In general, moles are often no bigger than 0.6mm in diameter and take on a round or oval shape. However, we still do see healthy moles larger than 6mm diameter. The only way to check a mole for evidence of cancer is to be seen by a specialist.
The Dermatology specialist will use a dermatoscope (a skin magnifying glass) to assess all the moles on the skin.
How do I know if a mole is “bad”?
A healthy mole usually is symmetrical in shape, uniform in colour, with smooth edges, and 0.6mm or less in diameter size. A mole may be considered “bad” and suspicious for melanoma if it had the opposite attributes, but the only way to know is for the mole and every other mole on your skin is checked by a consultant dermatologist.
The Consultant Dermatologist uses the ABCDE criteria for checking a mole where:
A-asymmetry, B-border, C colour, D diameter, E elevation
From this simple evaluation and combined with the dermatoscopic appearance the Dermatologist will advise whether your mole is suspicious and requires a biopsy.
What happens during a mole check?
When you come to Clinica, the Consultant Dermatologist will take a detailed history, especially with regards to the amount of sun exposure you have had over your lifetime. Your consultant will also note any family history of skin cancer and would then do a comprehensive examination of your skin, looking at the lesion or the mole that you have come concerned about, but also to examine the skin in general, to make sure there is no concern about any other areas that may have been affected by UV damage over the years.
Dermatologists use a dermatoscope to assess all of the moles on your skin. If any of the moles look abnormal, we would then want to remove them to send the mole tissue for microscopic laboratory testing. This means the mole is reviewed under the microscope and all features can be accurately assessed.

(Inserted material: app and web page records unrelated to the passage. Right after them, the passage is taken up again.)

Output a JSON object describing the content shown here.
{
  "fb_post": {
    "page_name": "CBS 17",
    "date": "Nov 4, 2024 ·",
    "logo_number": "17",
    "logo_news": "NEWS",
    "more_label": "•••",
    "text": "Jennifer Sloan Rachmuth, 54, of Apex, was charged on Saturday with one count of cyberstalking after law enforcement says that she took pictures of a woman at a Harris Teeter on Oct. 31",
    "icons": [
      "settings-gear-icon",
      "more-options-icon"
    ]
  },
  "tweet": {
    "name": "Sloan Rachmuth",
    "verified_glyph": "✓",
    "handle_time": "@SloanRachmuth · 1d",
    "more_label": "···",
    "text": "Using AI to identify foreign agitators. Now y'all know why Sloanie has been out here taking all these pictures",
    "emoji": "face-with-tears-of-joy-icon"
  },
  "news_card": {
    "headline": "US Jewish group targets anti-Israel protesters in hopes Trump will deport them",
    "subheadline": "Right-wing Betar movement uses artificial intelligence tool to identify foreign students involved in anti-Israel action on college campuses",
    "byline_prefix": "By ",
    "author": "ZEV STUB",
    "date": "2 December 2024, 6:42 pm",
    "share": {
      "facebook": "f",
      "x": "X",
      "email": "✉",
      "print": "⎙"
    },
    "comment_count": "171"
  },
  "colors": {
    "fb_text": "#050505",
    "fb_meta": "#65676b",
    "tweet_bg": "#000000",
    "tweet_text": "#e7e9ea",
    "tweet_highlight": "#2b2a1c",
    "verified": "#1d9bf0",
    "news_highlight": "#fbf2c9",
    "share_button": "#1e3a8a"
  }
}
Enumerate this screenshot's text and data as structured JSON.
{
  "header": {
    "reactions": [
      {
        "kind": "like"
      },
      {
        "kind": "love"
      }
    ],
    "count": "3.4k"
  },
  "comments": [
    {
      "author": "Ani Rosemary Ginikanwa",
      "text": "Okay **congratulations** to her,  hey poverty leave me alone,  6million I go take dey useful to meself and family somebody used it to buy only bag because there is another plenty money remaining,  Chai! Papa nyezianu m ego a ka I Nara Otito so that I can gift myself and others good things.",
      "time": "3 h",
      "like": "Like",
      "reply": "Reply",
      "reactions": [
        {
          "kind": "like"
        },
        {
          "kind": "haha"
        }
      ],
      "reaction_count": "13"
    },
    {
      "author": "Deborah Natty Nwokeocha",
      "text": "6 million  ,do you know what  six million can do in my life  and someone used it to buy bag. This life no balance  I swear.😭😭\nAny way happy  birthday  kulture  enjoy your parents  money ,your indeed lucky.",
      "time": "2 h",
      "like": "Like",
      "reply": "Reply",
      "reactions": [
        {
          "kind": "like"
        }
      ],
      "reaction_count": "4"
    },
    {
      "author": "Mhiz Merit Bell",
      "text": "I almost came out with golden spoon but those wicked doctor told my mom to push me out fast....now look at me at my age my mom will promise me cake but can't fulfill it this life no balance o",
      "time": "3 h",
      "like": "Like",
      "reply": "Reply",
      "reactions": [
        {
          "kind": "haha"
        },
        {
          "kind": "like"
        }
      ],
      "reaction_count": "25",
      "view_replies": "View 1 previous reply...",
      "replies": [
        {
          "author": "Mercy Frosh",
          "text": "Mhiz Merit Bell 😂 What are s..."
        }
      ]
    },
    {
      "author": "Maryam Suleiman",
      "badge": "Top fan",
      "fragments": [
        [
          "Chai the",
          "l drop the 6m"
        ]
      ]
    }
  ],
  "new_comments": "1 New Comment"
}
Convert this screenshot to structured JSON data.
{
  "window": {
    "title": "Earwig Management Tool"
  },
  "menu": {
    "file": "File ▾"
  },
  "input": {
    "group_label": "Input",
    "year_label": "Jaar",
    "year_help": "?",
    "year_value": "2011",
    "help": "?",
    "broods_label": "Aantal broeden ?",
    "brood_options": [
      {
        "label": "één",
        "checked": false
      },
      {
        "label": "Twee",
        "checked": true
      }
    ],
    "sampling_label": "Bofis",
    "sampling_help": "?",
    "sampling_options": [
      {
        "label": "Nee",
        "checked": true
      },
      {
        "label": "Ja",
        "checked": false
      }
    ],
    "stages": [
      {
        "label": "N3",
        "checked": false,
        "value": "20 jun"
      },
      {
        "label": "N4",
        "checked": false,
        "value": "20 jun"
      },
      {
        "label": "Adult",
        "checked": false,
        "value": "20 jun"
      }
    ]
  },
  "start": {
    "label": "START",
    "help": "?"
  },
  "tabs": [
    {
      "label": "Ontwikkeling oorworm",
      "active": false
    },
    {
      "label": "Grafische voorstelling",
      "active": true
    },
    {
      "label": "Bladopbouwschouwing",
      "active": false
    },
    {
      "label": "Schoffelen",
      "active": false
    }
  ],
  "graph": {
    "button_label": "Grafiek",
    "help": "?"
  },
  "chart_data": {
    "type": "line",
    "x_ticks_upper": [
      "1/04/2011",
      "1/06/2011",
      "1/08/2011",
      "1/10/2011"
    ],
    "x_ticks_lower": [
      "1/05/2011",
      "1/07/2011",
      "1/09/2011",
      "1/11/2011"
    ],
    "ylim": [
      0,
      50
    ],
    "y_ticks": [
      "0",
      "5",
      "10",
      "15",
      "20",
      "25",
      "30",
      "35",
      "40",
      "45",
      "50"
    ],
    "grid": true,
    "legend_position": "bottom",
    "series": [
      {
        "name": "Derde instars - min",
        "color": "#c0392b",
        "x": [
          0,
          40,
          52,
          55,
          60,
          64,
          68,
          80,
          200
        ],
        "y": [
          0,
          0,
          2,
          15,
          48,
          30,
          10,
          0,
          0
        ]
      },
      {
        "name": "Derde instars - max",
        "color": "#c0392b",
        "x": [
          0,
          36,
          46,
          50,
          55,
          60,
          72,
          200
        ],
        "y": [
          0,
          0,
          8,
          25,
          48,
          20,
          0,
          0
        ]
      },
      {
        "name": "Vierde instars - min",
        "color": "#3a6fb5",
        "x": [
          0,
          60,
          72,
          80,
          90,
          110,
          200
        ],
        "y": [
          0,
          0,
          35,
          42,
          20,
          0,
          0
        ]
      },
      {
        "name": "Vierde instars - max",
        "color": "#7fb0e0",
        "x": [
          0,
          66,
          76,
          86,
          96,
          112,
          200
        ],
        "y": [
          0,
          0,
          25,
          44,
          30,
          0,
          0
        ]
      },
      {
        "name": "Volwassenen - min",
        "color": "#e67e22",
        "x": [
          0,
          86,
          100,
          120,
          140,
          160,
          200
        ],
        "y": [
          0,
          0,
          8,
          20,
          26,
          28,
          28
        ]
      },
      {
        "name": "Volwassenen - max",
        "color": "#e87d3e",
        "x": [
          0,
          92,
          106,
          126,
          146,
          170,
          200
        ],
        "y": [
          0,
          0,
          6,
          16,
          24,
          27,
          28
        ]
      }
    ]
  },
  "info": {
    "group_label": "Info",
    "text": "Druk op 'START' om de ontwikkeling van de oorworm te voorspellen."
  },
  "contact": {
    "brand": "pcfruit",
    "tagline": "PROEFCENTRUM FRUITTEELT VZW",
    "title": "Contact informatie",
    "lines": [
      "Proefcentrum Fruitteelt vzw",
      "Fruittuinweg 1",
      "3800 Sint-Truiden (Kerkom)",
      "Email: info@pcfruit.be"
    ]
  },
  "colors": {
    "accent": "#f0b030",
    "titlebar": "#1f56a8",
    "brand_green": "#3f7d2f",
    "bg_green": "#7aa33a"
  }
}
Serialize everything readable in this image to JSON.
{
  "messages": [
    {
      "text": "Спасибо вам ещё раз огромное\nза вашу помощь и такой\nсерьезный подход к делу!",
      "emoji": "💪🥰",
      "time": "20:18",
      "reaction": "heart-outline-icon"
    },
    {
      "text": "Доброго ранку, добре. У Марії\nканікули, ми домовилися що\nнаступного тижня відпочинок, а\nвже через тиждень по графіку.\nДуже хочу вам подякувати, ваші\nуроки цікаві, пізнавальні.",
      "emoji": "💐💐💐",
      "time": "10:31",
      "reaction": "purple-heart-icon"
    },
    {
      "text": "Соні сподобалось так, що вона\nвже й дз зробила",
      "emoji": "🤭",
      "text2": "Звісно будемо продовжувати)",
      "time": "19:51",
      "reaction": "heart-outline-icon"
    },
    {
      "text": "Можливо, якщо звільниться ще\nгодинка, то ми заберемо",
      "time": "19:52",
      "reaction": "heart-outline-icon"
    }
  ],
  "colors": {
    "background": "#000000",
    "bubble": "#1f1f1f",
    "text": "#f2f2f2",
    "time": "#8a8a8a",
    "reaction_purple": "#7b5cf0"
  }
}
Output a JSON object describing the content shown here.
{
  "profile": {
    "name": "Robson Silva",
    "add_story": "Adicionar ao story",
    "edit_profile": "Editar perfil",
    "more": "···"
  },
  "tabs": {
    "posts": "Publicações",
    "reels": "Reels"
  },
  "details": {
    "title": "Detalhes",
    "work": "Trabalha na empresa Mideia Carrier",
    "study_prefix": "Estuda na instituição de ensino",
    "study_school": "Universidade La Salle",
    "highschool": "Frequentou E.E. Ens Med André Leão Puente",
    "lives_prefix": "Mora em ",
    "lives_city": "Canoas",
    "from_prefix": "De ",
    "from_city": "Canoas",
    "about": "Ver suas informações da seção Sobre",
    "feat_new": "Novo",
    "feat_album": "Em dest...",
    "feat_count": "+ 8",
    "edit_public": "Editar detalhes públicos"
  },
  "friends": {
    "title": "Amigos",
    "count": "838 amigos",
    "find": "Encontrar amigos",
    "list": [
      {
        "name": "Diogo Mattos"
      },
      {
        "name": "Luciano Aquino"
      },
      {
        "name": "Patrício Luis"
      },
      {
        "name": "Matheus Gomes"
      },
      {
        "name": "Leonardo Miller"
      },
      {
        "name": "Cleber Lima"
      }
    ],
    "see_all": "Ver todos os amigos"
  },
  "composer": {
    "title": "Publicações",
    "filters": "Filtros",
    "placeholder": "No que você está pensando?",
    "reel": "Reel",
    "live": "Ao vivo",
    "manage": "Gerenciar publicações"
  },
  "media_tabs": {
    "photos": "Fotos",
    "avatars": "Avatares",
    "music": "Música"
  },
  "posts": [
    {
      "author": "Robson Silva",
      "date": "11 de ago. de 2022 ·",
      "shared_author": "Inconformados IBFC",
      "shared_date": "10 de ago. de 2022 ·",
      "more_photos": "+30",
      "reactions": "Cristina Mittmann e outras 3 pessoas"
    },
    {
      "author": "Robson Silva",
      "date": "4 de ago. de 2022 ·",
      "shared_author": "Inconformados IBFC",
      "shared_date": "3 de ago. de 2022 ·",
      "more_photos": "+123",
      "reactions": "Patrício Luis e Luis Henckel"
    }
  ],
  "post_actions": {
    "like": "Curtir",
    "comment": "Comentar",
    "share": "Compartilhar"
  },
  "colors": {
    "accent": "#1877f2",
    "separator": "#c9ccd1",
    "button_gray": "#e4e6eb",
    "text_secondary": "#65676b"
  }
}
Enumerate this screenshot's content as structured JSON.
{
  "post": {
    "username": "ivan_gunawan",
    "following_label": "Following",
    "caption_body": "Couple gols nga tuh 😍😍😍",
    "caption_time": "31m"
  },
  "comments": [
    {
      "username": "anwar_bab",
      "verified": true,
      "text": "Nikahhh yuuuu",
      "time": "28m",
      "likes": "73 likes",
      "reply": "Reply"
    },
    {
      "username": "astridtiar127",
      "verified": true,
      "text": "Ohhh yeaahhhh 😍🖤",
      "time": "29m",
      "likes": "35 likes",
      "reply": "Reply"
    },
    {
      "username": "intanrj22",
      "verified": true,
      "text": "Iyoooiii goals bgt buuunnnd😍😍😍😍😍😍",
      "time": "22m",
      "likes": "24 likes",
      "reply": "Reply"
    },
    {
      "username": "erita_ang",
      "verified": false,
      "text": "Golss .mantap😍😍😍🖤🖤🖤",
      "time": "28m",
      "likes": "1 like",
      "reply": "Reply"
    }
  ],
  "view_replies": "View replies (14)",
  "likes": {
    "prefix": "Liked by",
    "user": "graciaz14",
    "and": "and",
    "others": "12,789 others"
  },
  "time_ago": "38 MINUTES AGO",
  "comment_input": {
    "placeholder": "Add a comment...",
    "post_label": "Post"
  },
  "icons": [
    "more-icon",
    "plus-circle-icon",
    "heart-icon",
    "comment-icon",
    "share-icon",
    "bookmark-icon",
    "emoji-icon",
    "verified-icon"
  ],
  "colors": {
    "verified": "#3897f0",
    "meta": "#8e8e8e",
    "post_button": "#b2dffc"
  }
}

This means we can give you a very accurate diagnosis and treatment plan.
How do I know if my mole is growing back?
Moles that harbour cancer cells may reappear. One reason for the regrowth of a mole is that some of the cells were left behind during the first removal. This is why many opt for a surgical solution to mole removal, cancerous or otherwise. A surgical solution is the best way to remove all the cells of the mole. However, some moles may still reappear and need to be assessed by a specialist.
Observing the mole area is essential after removal to address a mole reappearance early on in the growth.
How do I know if my mole removal (biopsy) is infected?
You can expect slight redness and tenderness for a couple of days after the mole removal. However, if the mole becomes very hot, very itchy, swollen or you see signs of yellow discharge, then you should seek medical advice as these could all signs of infected skin.
How much does a mole check cost?
Prices will depend upon the type of procedure carried out and the individual patient, after our initial consultation the price of which ranges from £200 – £400. If, for example, we conclude that you require treatment, a surgical excision of a skin lesion if required would range from £500-£750.
Please book a consultation for a written quote with a full breakdown of treatment costs.